Directions for this task >>
Exact reproduction of the following data is required.
Input records Block Start
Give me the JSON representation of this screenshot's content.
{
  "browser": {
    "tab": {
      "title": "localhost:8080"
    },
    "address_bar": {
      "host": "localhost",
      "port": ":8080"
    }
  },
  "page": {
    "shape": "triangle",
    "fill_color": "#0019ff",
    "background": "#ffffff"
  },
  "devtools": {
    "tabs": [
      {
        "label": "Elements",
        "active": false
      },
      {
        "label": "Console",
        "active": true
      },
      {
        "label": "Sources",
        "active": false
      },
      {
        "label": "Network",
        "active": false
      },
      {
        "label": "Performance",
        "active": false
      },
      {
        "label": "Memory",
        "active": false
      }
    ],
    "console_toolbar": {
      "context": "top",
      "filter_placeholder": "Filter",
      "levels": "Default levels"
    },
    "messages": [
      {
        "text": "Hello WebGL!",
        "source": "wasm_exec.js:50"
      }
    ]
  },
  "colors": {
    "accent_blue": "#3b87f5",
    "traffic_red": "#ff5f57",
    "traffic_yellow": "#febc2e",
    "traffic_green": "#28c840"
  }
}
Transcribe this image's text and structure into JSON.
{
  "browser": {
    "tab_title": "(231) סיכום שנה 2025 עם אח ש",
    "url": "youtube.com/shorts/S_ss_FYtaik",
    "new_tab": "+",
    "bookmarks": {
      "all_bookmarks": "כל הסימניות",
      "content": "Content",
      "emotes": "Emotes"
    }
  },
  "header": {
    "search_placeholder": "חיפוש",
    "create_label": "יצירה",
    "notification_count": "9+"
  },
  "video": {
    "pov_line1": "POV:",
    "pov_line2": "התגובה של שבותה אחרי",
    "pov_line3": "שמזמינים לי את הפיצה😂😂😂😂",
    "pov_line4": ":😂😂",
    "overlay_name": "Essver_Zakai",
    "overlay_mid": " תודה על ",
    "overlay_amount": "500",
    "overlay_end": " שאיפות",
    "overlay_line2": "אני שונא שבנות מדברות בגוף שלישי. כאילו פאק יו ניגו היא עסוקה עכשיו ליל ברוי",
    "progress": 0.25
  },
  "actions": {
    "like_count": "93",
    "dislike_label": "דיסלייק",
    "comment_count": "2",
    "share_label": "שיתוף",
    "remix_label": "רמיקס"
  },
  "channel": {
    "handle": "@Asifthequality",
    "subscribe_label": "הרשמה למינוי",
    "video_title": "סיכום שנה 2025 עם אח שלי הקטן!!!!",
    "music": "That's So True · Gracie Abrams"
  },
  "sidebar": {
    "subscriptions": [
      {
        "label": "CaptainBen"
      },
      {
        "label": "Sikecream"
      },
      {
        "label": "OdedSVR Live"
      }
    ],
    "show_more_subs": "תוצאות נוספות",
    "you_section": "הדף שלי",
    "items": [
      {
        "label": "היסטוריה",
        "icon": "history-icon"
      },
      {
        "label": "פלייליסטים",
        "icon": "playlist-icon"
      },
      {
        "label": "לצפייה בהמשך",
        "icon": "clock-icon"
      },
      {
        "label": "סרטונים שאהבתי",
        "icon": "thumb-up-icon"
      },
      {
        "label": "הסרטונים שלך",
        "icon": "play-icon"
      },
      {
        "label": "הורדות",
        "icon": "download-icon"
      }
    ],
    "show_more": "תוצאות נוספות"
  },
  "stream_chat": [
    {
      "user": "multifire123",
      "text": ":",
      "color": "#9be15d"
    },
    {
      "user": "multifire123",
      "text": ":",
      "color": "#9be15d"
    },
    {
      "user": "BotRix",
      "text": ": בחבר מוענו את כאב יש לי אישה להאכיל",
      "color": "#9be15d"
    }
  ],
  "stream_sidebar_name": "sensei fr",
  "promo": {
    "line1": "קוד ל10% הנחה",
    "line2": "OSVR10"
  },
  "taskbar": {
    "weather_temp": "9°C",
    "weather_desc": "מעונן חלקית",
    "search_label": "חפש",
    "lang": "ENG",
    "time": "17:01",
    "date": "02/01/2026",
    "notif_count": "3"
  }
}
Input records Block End
Solution >>
Give me the JSON representation of this screenshot's content.
{
  "browser": {
    "tab": {
      "title": "localhost:8080"
    },
    "address_bar": {
      "host": "localhost",
      "port": ":8080"
    }
  },
  "page": {
    "shape": "triangle",
    "fill_color": "#0019ff",
    "background": "#ffffff"
  },
  "devtools": {
    "tabs": [
      {
        "label": "Elements",
        "active": false
      },
      {
        "label": "Console",
        "active": true
      },
      {
        "label": "Sources",
        "active": false
      },
      {
        "label": "Network",
        "active": false
      },
      {
        "label": "Performance",
        "active": false
      },
      {
        "label": "Memory",
        "active": false
      }
    ],
    "console_toolbar": {
      "context": "top",
      "filter_placeholder": "Filter",
      "levels": "Default levels"
    },
    "messages": [
      {
        "text": "Hello WebGL!",
        "source": "wasm_exec.js:50"
      }
    ]
  },
  "colors": {
    "accent_blue": "#3b87f5",
    "traffic_red": "#ff5f57",
    "traffic_yellow": "#febc2e",
    "traffic_green": "#28c840"
  }
}
Transcribe this image's text and structure into JSON.
{
  "browser": {
    "tab_title": "(231) סיכום שנה 2025 עם אח ש",
    "url": "youtube.com/shorts/S_ss_FYtaik",
    "new_tab": "+",
    "bookmarks": {
      "all_bookmarks": "כל הסימניות",
      "content": "Content",
      "emotes": "Emotes"
    }
  },
  "header": {
    "search_placeholder": "חיפוש",
    "create_label": "יצירה",
    "notification_count": "9+"
  },
  "video": {
    "pov_line1": "POV:",
    "pov_line2": "התגובה של שבותה אחרי",
    "pov_line3": "שמזמינים לי את הפיצה😂😂😂😂",
    "pov_line4": ":😂😂",
    "overlay_name": "Essver_Zakai",
    "overlay_mid": " תודה על ",
    "overlay_amount": "500",
    "overlay_end": " שאיפות",
    "overlay_line2": "אני שונא שבנות מדברות בגוף שלישי. כאילו פאק יו ניגו היא עסוקה עכשיו ליל ברוי",
    "progress": 0.25
  },
  "actions": {
    "like_count": "93",
    "dislike_label": "דיסלייק",
    "comment_count": "2",
    "share_label": "שיתוף",
    "remix_label": "רמיקס"
  },
  "channel": {
    "handle": "@Asifthequality",
    "subscribe_label": "הרשמה למינוי",
    "video_title": "סיכום שנה 2025 עם אח שלי הקטן!!!!",
    "music": "That's So True · Gracie Abrams"
  },
  "sidebar": {
    "subscriptions": [
      {
        "label": "CaptainBen"
      },
      {
        "label": "Sikecream"
      },
      {
        "label": "OdedSVR Live"
      }
    ],
    "show_more_subs": "תוצאות נוספות",
    "you_section": "הדף שלי",
    "items": [
      {
        "label": "היסטוריה",
        "icon": "history-icon"
      },
      {
        "label": "פלייליסטים",
        "icon": "playlist-icon"
      },
      {
        "label": "לצפייה בהמשך",
        "icon": "clock-icon"
      },
      {
        "label": "סרטונים שאהבתי",
        "icon": "thumb-up-icon"
      },
      {
        "label": "הסרטונים שלך",
        "icon": "play-icon"
      },
      {
        "label": "הורדות",
        "icon": "download-icon"
      }
    ],
    "show_more": "תוצאות נוספות"
  },
  "stream_chat": [
    {
      "user": "multifire123",
      "text": ":",
      "color": "#9be15d"
    },
    {
      "user": "multifire123",
      "text": ":",
      "color": "#9be15d"
    },
    {
      "user": "BotRix",
      "text": ": בחבר מוענו את כאב יש לי אישה להאכיל",
      "color": "#9be15d"
    }
  ],
  "stream_sidebar_name": "sensei fr",
  "promo": {
    "line1": "קוד ל10% הנחה",
    "line2": "OSVR10"
  },
  "taskbar": {
    "weather_temp": "9°C",
    "weather_desc": "מעונן חלקית",
    "search_label": "חפש",
    "lang": "ENG",
    "time": "17:01",
    "date": "02/01/2026",
    "notif_count": "3"
  }
}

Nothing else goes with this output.